As a generation, millennials tend to come under fire from armchair pundits within the baby boomer generation who see their inability to save as a consequence of their frivolous spending, but is that an oversimplification. Here we’ll look as some of the reasons why so many millennials are living from paycheck to paycheck as well as some reasons why this may not necessarily be the end of the world.
It’s not necessarily about over spending
Those in their 20s and 30s are often criticized by their parents for their recreational spending to the point where in a major UK publication millionaire property property mogul Tim Gurner attributed young people’s inability to buy their own homes to buying too much avocado on toast. Never mind that the same publication (quite rightly) asserted that young people currently pay a much greater proportion of their income on housing than their parents and grandparents did.
The deck is stacked against millennials
On paper, millennials have it pretty easy. They tend to be well educated, highly skilled and have the potential to command respectable wages. However, the deck is stacked against them in the overcrowded and incredibly fast paced job market. It’s easy for baby boomers to criticize millennials when they had some pretty hefty advantages over their millennial counterparts including better job security, lower living costs, far cheaper college tuition fees (or free tuition in many countries) and lower barriers to entry in both education and the workplace.

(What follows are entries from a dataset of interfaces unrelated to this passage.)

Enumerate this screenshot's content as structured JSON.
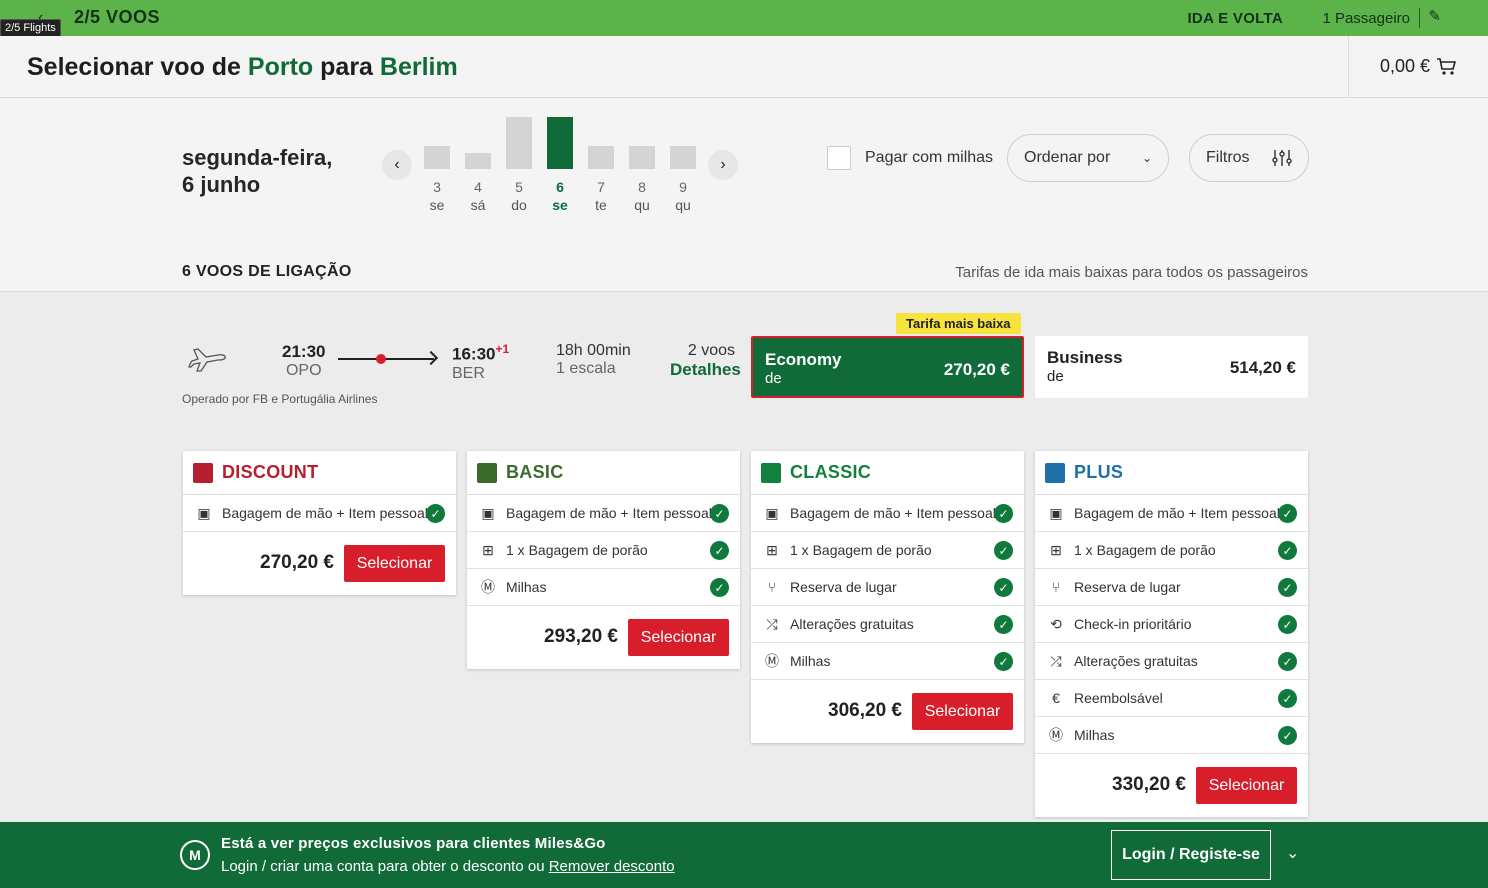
{
  "topbar": {
    "back_icon": "chevron-left-icon",
    "step": "2/5 VOOS",
    "tooltip": "2/5 Flights",
    "trip_type": "IDA E VOLTA",
    "passengers": "1 Passageiro",
    "edit_icon": "pencil-icon",
    "bg_color": "#5cb349"
  },
  "header": {
    "title_prefix": "Selecionar voo de",
    "origin": "Porto",
    "connector": "para",
    "destination": "Berlim",
    "cart_total": "0,00 €",
    "cart_icon": "cart-icon"
  },
  "date_selector": {
    "selected_label_line1": "segunda-feira,",
    "selected_label_line2": "6 junho",
    "days": [
      {
        "num": "3",
        "wd": "se",
        "level": 0.45
      },
      {
        "num": "4",
        "wd": "sá",
        "level": 0.3
      },
      {
        "num": "5",
        "wd": "do",
        "level": 1.0
      },
      {
        "num": "6",
        "wd": "se",
        "level": 1.0,
        "selected": true
      },
      {
        "num": "7",
        "wd": "te",
        "level": 0.45
      },
      {
        "num": "8",
        "wd": "qu",
        "level": 0.45
      },
      {
        "num": "9",
        "wd": "qu",
        "level": 0.45
      }
    ]
  },
  "controls": {
    "pay_with_miles": "Pagar com milhas",
    "sort_label": "Ordenar por",
    "filters_label": "Filtros"
  },
  "results": {
    "count": "6 VOOS DE LIGAÇÃO",
    "note": "Tarifas de ida mais baixas para todos os passageiros"
  },
  "flight": {
    "dep_time": "21:30",
    "dep_code": "OPO",
    "arr_time": "16:30",
    "arr_offset": "+1",
    "arr_code": "BER",
    "duration": "18h 00min",
    "stops": "1 escala",
    "segments": "2 voos",
    "details": "Detalhes",
    "operated_by": "Operado por FB e Portugália Airlines",
    "lowest_tag": "Tarifa mais baixa",
    "cabins": [
      {
        "name": "Economy",
        "from": "de",
        "price": "270,20 €"
      },
      {
        "name": "Business",
        "from": "de",
        "price": "514,20 €"
      }
    ]
  },
  "fares": [
    {
      "name": "DISCOUNT",
      "color": "#b51f2e",
      "logo": "ttt",
      "features": [
        {
          "icon": "carry-on-icon",
          "label": "Bagagem de mão + Item pessoal"
        }
      ],
      "price": "270,20 €",
      "button": "Selecionar"
    },
    {
      "name": "BASIC",
      "color": "#3a6b2c",
      "logo": "b",
      "features": [
        {
          "icon": "carry-on-icon",
          "label": "Bagagem de mão + Item pessoal"
        },
        {
          "icon": "checked-bag-icon",
          "label": "1 x Bagagem de porão"
        },
        {
          "icon": "miles-icon",
          "label": "Milhas"
        }
      ],
      "price": "293,20 €",
      "button": "Selecionar"
    },
    {
      "name": "CLASSIC",
      "color": "#14803d",
      "logo": "C",
      "features": [
        {
          "icon": "carry-on-icon",
          "label": "Bagagem de mão + Item pessoal"
        },
        {
          "icon": "checked-bag-icon",
          "label": "1 x Bagagem de porão"
        },
        {
          "icon": "seat-icon",
          "label": "Reserva de lugar"
        },
        {
          "icon": "shuffle-icon",
          "label": "Alterações gratuitas"
        },
        {
          "icon": "miles-icon",
          "label": "Milhas"
        }
      ],
      "price": "306,20 €",
      "button": "Selecionar"
    },
    {
      "name": "PLUS",
      "color": "#1f6fa8",
      "logo": "+",
      "features": [
        {
          "icon": "carry-on-icon",
          "label": "Bagagem de mão + Item pessoal"
        },
        {
          "icon": "checked-bag-icon",
          "label": "1 x Bagagem de porão"
        },
        {
          "icon": "seat-icon",
          "label": "Reserva de lugar"
        },
        {
          "icon": "priority-checkin-icon",
          "label": "Check-in prioritário"
        },
        {
          "icon": "shuffle-icon",
          "label": "Alterações gratuitas"
        },
        {
          "icon": "refund-icon",
          "label": "Reembolsável"
        },
        {
          "icon": "miles-icon",
          "label": "Milhas"
        }
      ],
      "price": "330,20 €",
      "button": "Selecionar"
    }
  ],
  "banner": {
    "title": "Está a ver preços exclusivos para clientes Miles&Go",
    "text": "Login / criar uma conta para obter o desconto ou",
    "link": "Remover desconto",
    "login_button": "Login / Registe-se",
    "icon": "miles-and-go-icon"
  }
}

In this climate, it’s little wonder that so many of us struggle to save. As such, many millennials lean heavily on credit cards and personal loans which can eat away at their credit score. While it’s fairly easy to get a personal loan with bad credit, millennials have to box clever to avoid falling into a debt trap. It’s a fine line that not everyone can manage to walk every month.

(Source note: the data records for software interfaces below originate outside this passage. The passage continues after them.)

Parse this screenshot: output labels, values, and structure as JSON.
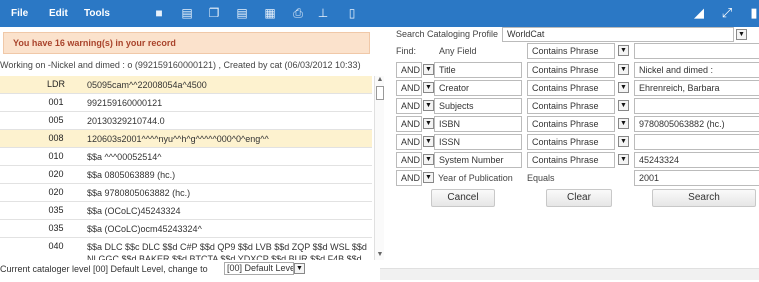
{
  "menu": {
    "file": "File",
    "edit": "Edit",
    "tools": "Tools"
  },
  "toolbar_icons": [
    "save-icon",
    "template-icon",
    "copy-icon",
    "export-icon",
    "record-icon",
    "print-icon",
    "cart-icon",
    "trash-icon"
  ],
  "right_icons": [
    "collapse-icon",
    "fullscreen-icon",
    "panel-icon"
  ],
  "warning": "You have 16 warning(s) in your record",
  "working_on": "Working on -Nickel and dimed : o (992159160000121) , Created by cat (06/03/2012 10:33)",
  "marc_rows": [
    {
      "tag": "LDR",
      "value": "05095cam^^22008054a^4500",
      "highlight": true
    },
    {
      "tag": "001",
      "value": "992159160000121",
      "highlight": false
    },
    {
      "tag": "005",
      "value": "20130329210744.0",
      "highlight": false
    },
    {
      "tag": "008",
      "value": "120603s2001^^^^nyu^^h^g^^^^^000^0^eng^^",
      "highlight": true
    },
    {
      "tag": "010",
      "value": "$$a ^^^00052514^",
      "highlight": false
    },
    {
      "tag": "020",
      "value": "$$a 0805063889 (hc.)",
      "highlight": false
    },
    {
      "tag": "020",
      "value": "$$a 9780805063882 (hc.)",
      "highlight": false
    },
    {
      "tag": "035",
      "value": "$$a (OCoLC)45243324",
      "highlight": false
    },
    {
      "tag": "035",
      "value": "$$a (OCoLC)ocm45243324^",
      "highlight": false
    },
    {
      "tag": "040",
      "value": "$$a DLC $$c DLC $$d C#P $$d QP9 $$d LVB $$d ZQP $$d WSL $$d NLGGC $$d BAKER $$d BTCTA $$d YDXCP $$d BUR $$d F4B $$d GZM $$d UBY",
      "highlight": false
    }
  ],
  "status": {
    "text": "Current cataloger level [00] Default Level, change to",
    "select_value": "[00] Default Leve"
  },
  "search": {
    "profile_label": "Search Cataloging Profile",
    "profile_value": "WorldCat",
    "find_label": "Find:",
    "rows": [
      {
        "bool": "",
        "field": "Any Field",
        "op": "Contains Phrase",
        "value": ""
      },
      {
        "bool": "AND",
        "field": "Title",
        "op": "Contains Phrase",
        "value": "Nickel and dimed :"
      },
      {
        "bool": "AND",
        "field": "Creator",
        "op": "Contains Phrase",
        "value": "Ehrenreich, Barbara"
      },
      {
        "bool": "AND",
        "field": "Subjects",
        "op": "Contains Phrase",
        "value": ""
      },
      {
        "bool": "AND",
        "field": "ISBN",
        "op": "Contains Phrase",
        "value": "9780805063882 (hc.)"
      },
      {
        "bool": "AND",
        "field": "ISSN",
        "op": "Contains Phrase",
        "value": ""
      },
      {
        "bool": "AND",
        "field": "System Number",
        "op": "Contains Phrase",
        "value": "45243324"
      },
      {
        "bool": "AND",
        "field": "Year of Publication",
        "op": "Equals",
        "value": "2001"
      }
    ],
    "cancel": "Cancel",
    "clear": "Clear",
    "search": "Search"
  }
}
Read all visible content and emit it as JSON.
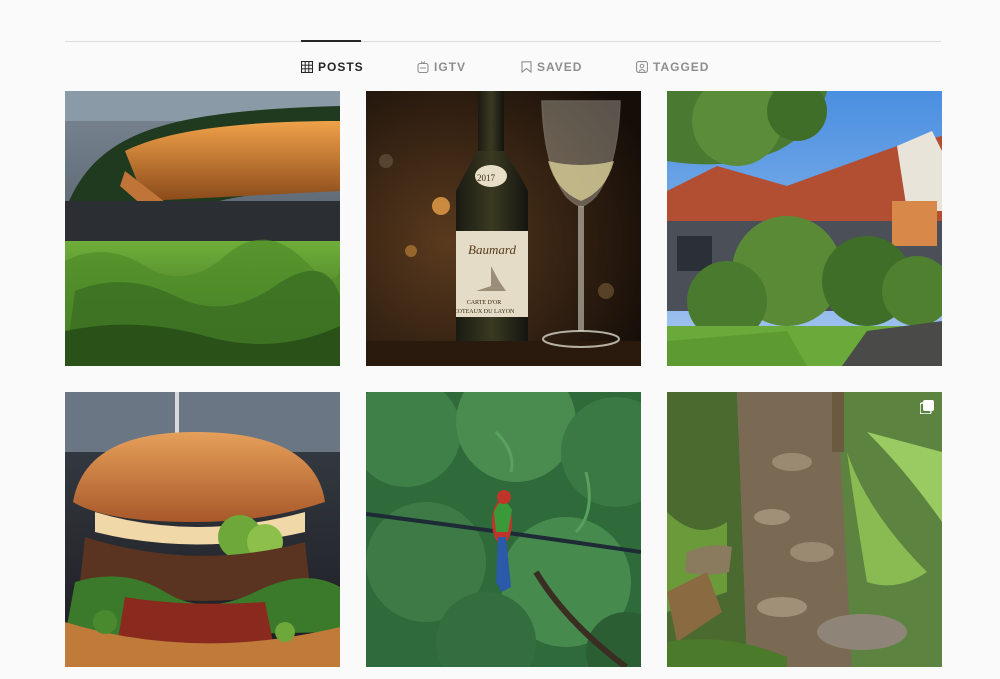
{
  "tabs": [
    {
      "label": "POSTS",
      "icon": "grid-icon",
      "active": true
    },
    {
      "label": "IGTV",
      "icon": "igtv-icon",
      "active": false
    },
    {
      "label": "SAVED",
      "icon": "bookmark-icon",
      "active": false
    },
    {
      "label": "TAGGED",
      "icon": "tagged-person-icon",
      "active": false
    }
  ],
  "posts": [
    {
      "subject": "building-living-wall"
    },
    {
      "subject": "wine-bottle-and-glass",
      "bottle_year": "2017",
      "bottle_brand": "Baumard",
      "bottle_line1": "CARTE D'OR",
      "bottle_line2": "COTEAUX DU LAYON"
    },
    {
      "subject": "brick-house-garden"
    },
    {
      "subject": "burger"
    },
    {
      "subject": "parrot-on-wire"
    },
    {
      "subject": "garden-stone-path",
      "multiple_icon": "multiple-photos-icon"
    }
  ],
  "colors": {
    "active_tab": "#262626",
    "inactive_tab": "#8e8e8e",
    "divider": "#dbdbdb",
    "background": "#fafafa"
  }
}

What’s the point of saving for a retirement you may never get?
Even if we’re unable to pay regularly into a savings account, we’ve still got to set aside savings for our retirement, right? After all, setting aside just 5% of your earnings can make a big difference if your employer will agree to match your contributions. However, many younger people fail to see the point in saving for a retirement that it seems they’ll never be able to claim, especially with the prospect of home ownership an increasingly unattainable pipe dream.
No pension scheme is good enough to pay the rent exclusively, so many millennials face the prospect of working into their seventies.

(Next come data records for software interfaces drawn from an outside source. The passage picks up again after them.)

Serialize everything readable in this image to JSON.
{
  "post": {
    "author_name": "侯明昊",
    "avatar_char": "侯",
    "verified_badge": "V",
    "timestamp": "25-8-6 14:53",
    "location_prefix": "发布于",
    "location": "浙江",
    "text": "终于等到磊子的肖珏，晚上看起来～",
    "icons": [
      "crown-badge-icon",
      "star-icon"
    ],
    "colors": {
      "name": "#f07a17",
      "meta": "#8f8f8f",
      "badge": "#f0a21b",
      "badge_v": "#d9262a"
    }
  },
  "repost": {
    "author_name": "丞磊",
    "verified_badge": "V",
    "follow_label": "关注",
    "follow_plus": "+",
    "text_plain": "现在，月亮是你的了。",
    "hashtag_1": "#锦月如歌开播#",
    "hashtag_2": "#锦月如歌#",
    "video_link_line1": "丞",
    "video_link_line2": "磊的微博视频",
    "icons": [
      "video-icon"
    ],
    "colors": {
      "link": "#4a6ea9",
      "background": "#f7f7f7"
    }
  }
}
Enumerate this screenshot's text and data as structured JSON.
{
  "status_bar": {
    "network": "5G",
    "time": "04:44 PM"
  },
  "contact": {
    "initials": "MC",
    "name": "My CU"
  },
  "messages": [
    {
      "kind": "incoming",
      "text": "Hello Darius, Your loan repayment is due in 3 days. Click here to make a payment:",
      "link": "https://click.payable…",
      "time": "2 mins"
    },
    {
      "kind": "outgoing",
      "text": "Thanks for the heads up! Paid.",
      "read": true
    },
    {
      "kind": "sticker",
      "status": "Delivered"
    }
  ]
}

Saving is overrated
In an increasingly uncertain economic future, it’s little wonder that so many people across the generational divide prefer to enjoy their money while they have it rather than saving for a retirement that will never come or property that they’ll never be able to afford. Couple this with the relatively low interest rate of most savings accounts (which average at a measly 0.06% APY) and you can see why there’s little incentive or opportunity for the younger generation to “save”.